When they found him back across the sea, they said, “Rabbi, when did you get here?”
Jesus answered, “You’ve come looking for me not because you saw God in my actions but because I fed you, filled your stomachs—and for free. Don’t waste your energy striving for perishable food like that. Work for the food that sticks with you, food that nourishes your lasting life, food the Son of Man provides. He and what he does are guaranteed by God the Father to last.” | John 6:25-27
So here it is. This is bold! Jesus says in John 6:35 “I am the bread of life; whoever comes to me shall not hunger, and whoever believes in me shall never thirst.” Bread is considered a staple food—i.e., a basic dietary item. A person can survive a long time on only bread and water. Bread is such a basic food item that it becomes synonymous for food in general. We even use the phrase “breaking bread together” to indicate the sharing of a meal with someone. Bread also plays an integral part of the Jewish Passover meal. The Jews were to eat unleavened bread during the Passover feast and then for seven days following as a celebration of the exodus from Egypt. Finally, when the Jews were wandering in the desert for 40 years, God rained down “bread from heaven” to sustain the nation (Exodus 16:4).
This is a phenomenal statement! By equating Himself with bread, Jesus is saying he is essential for life. The life Jesus is referring to is not physical life, but eternal life. Jesus is trying to get the Jews’ thinking off of the physical realm and into the spiritual realm. He is contrasting what He brings as their Messiah with the bread He miraculously created the day before. That was physical bread that perishes. He is spiritual bread that brings eternal life.
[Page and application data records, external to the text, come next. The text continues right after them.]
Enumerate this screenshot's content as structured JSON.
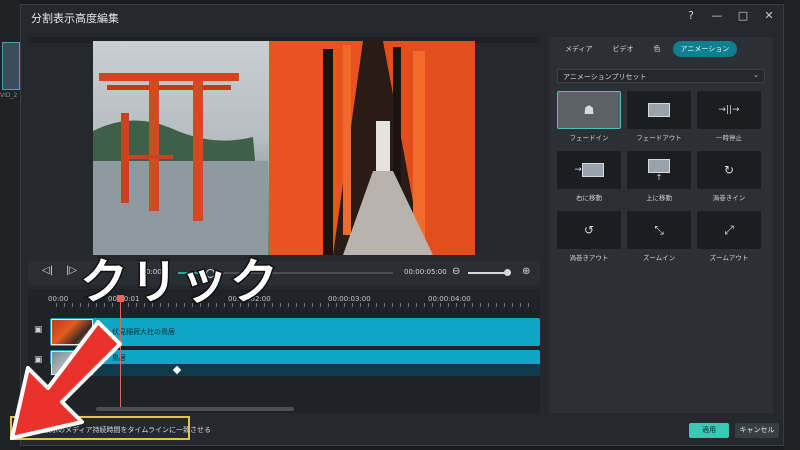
{
  "background": {
    "left_clip_label": "VID_2"
  },
  "dialog": {
    "title": "分割表示高度編集",
    "help_icon": "help-icon",
    "window_buttons": [
      "minimize-icon",
      "maximize-icon",
      "close-icon"
    ]
  },
  "transport": {
    "current_time": "0:00",
    "total_time": "00:00:05:00"
  },
  "timeline": {
    "ruler": [
      "00:00",
      "00:00:01",
      "00:00:02:00",
      "00:00:03:00",
      "00:00:04:00"
    ],
    "tracks": [
      {
        "label": "伏見稲荷大社の鳥居"
      },
      {
        "label": "鳥居"
      }
    ]
  },
  "right_panel": {
    "tabs": [
      {
        "label": "メディア",
        "active": false
      },
      {
        "label": "ビデオ",
        "active": false
      },
      {
        "label": "色",
        "active": false
      },
      {
        "label": "アニメーション",
        "active": true
      }
    ],
    "preset_dropdown": "アニメーションプリセット",
    "animations": [
      {
        "label": "フェードイン",
        "selected": true
      },
      {
        "label": "フェードアウト",
        "selected": false
      },
      {
        "label": "一時停止",
        "selected": false
      },
      {
        "label": "右に移動",
        "selected": false
      },
      {
        "label": "上に移動",
        "selected": false
      },
      {
        "label": "渦巻きイン",
        "selected": false
      },
      {
        "label": "渦巻きアウト",
        "selected": false
      },
      {
        "label": "ズームイン",
        "selected": false
      },
      {
        "label": "ズームアウト",
        "selected": false
      }
    ]
  },
  "footer": {
    "checkbox_label": "分割表示のメディア持続時間をタイムラインに一致させる",
    "checkbox_checked": true,
    "apply_label": "適用",
    "cancel_label": "キャンセル"
  },
  "annotation": {
    "text": "クリック"
  },
  "colors": {
    "accent": "#18b3a0",
    "clip": "#0fa5c7",
    "highlight": "#e3c44a",
    "arrow": "#e8322b"
  }
}
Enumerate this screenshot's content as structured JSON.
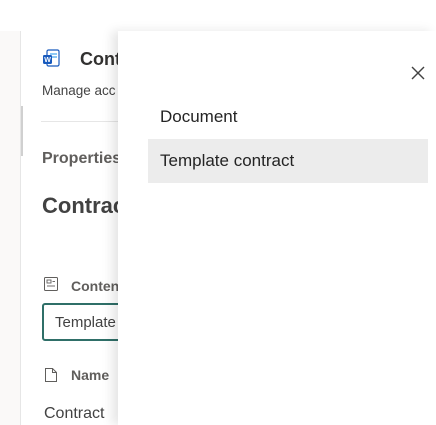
{
  "panel": {
    "title": "Cont",
    "subtitle": "Manage acc",
    "properties_label": "Properties",
    "heading": "Contrac",
    "content_type": {
      "label": "Conten",
      "value": "Template"
    },
    "name_field": {
      "label": "Name",
      "value": "Contract"
    }
  },
  "dropdown": {
    "options": [
      {
        "label": "Document",
        "selected": false
      },
      {
        "label": "Template contract",
        "selected": true
      }
    ]
  },
  "icons": {
    "app": "word-document-icon",
    "content_type": "content-type-icon",
    "name": "document-icon",
    "close": "close-icon"
  },
  "colors": {
    "accent": "#2f6f68",
    "highlight": "#ececec",
    "word_blue": "#185abd"
  }
}
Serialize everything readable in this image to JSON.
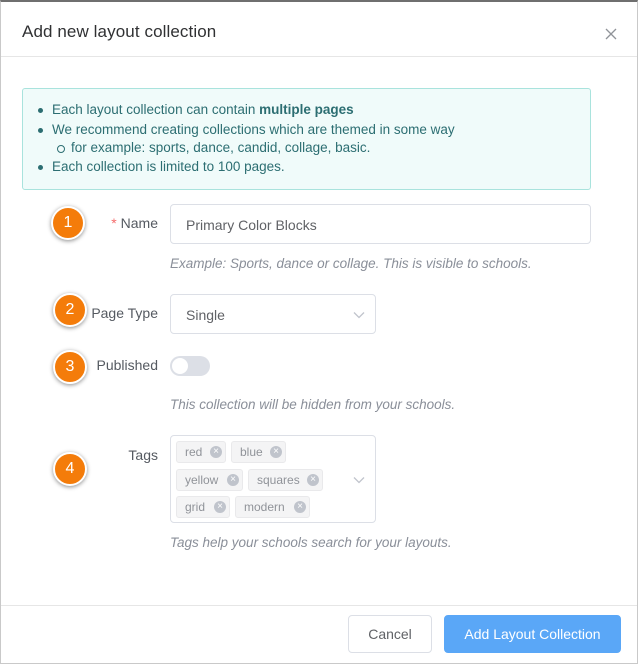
{
  "dialog": {
    "title": "Add new layout collection",
    "close_icon": "close-icon"
  },
  "info": {
    "line1_prefix": "Each layout collection can contain ",
    "line1_bold": "multiple pages",
    "line2": "We recommend creating collections which are themed in some way",
    "line3": "for example: sports, dance, candid, collage, basic.",
    "line4": "Each collection is limited to 100 pages."
  },
  "steps": [
    "1",
    "2",
    "3",
    "4"
  ],
  "form": {
    "name": {
      "required_mark": "*",
      "label": "Name",
      "value": "Primary Color Blocks",
      "hint": "Example: Sports, dance or collage. This is visible to schools."
    },
    "page_type": {
      "label": "Page Type",
      "value": "Single"
    },
    "published": {
      "label": "Published",
      "on": false,
      "hint": "This collection will be hidden from your schools."
    },
    "tags": {
      "label": "Tags",
      "items": [
        "red",
        "blue",
        "yellow",
        "squares",
        "grid",
        "modern"
      ],
      "hint": "Tags help your schools search for your layouts."
    }
  },
  "footer": {
    "cancel_label": "Cancel",
    "submit_label": "Add Layout Collection"
  },
  "colors": {
    "accent": "#5aa7f7",
    "badge": "#f47c0a",
    "info_text": "#2c6e72",
    "info_bg": "#f0fbfa",
    "required": "#f56c6c"
  }
}
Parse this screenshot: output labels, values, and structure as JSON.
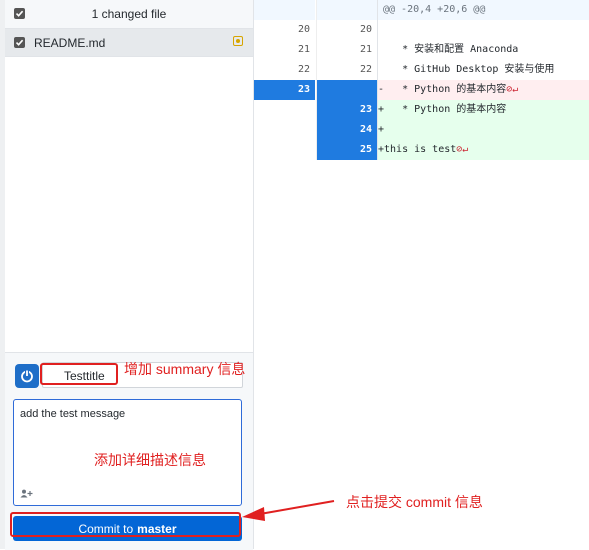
{
  "changes": {
    "header_label": "1 changed file",
    "files": [
      {
        "name": "README.md",
        "status": "modified"
      }
    ]
  },
  "diff": {
    "rows": [
      {
        "type": "hunk",
        "old": "",
        "new": "",
        "text": "@@ -20,4 +20,6 @@"
      },
      {
        "type": "ctx",
        "old": "20",
        "new": "20",
        "text": ""
      },
      {
        "type": "ctx",
        "old": "21",
        "new": "21",
        "text": "    * 安装和配置 Anaconda"
      },
      {
        "type": "ctx",
        "old": "22",
        "new": "22",
        "text": "    * GitHub Desktop 安装与使用"
      },
      {
        "type": "del",
        "old": "23",
        "new": "",
        "text": "-   * Python 的基本内容",
        "marker": "⊘↵"
      },
      {
        "type": "add",
        "old": "",
        "new": "23",
        "text": "+   * Python 的基本内容"
      },
      {
        "type": "add",
        "old": "",
        "new": "24",
        "text": "+"
      },
      {
        "type": "add",
        "old": "",
        "new": "25",
        "text": "+this is test",
        "marker": "⊘↵"
      }
    ]
  },
  "commit": {
    "summary_value": "Testtitle",
    "description_value": "add the test message",
    "button_prefix": "Commit to",
    "branch": "master"
  },
  "annotations": {
    "summary_note": "增加 summary 信息",
    "description_note": "添加详细描述信息",
    "commit_note": "点击提交 commit 信息"
  },
  "colors": {
    "accent": "#0366d6",
    "annotation": "#e02020",
    "deleted_bg": "#ffeef0",
    "added_bg": "#e6ffed"
  }
}
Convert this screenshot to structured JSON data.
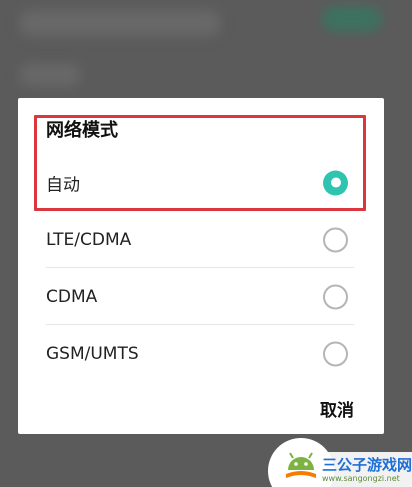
{
  "dialog": {
    "title": "网络模式",
    "options": [
      {
        "label": "自动",
        "selected": true
      },
      {
        "label": "LTE/CDMA",
        "selected": false
      },
      {
        "label": "CDMA",
        "selected": false
      },
      {
        "label": "GSM/UMTS",
        "selected": false
      }
    ],
    "cancel_label": "取消"
  },
  "colors": {
    "radio_selected": "#2ec4b0",
    "highlight_border": "#d9363e"
  },
  "watermark": {
    "title": "三公子游戏网",
    "url": "www.sangongzi.net"
  }
}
Jesus is making another claim to deity. This statement is the first of the “I AM” statements in John’s Gospel. The phrase “I AM” is the covenant name of God (Yahweh, or YHWH), revealed to Moses at the burning bush (Exodus 3:14). The phrase speaks of self-sufficient existence (or what theologians refer to as “aseity”), which is an attribute only God possesses. It is also a phrase the Jews who were listening would have automatically understood as a claim to deity.
Notice the words “come” and “believe.” This is an invitation for those listening to place their faith in Jesus as the Messiah and Son of God. This invitation to come is found throughout John’s Gospel. Coming to Jesus involves making a choice to forsake the world and follow Him. Believing in Jesus means placing our faith in Him that He is who He says He is, that He will do what He says He will do, and that He is the only one who can.
There are the words “hunger and thirst.” Again, it must be noted that Jesus isn’t talking about alleviating physical hunger and thirst. The key is found in another statement Jesus made, back in His Sermon on the Mount. In Matthew 5:6, Jesus says, “Blessed are those who hunger and thirst for righteousness, for they shall be satisfied.” When Jesus says those who come to Him will never hunger and those who believe in Him will never thirst, He is saying He will satisfy our hunger and thirst to be made righteous in the sight of God.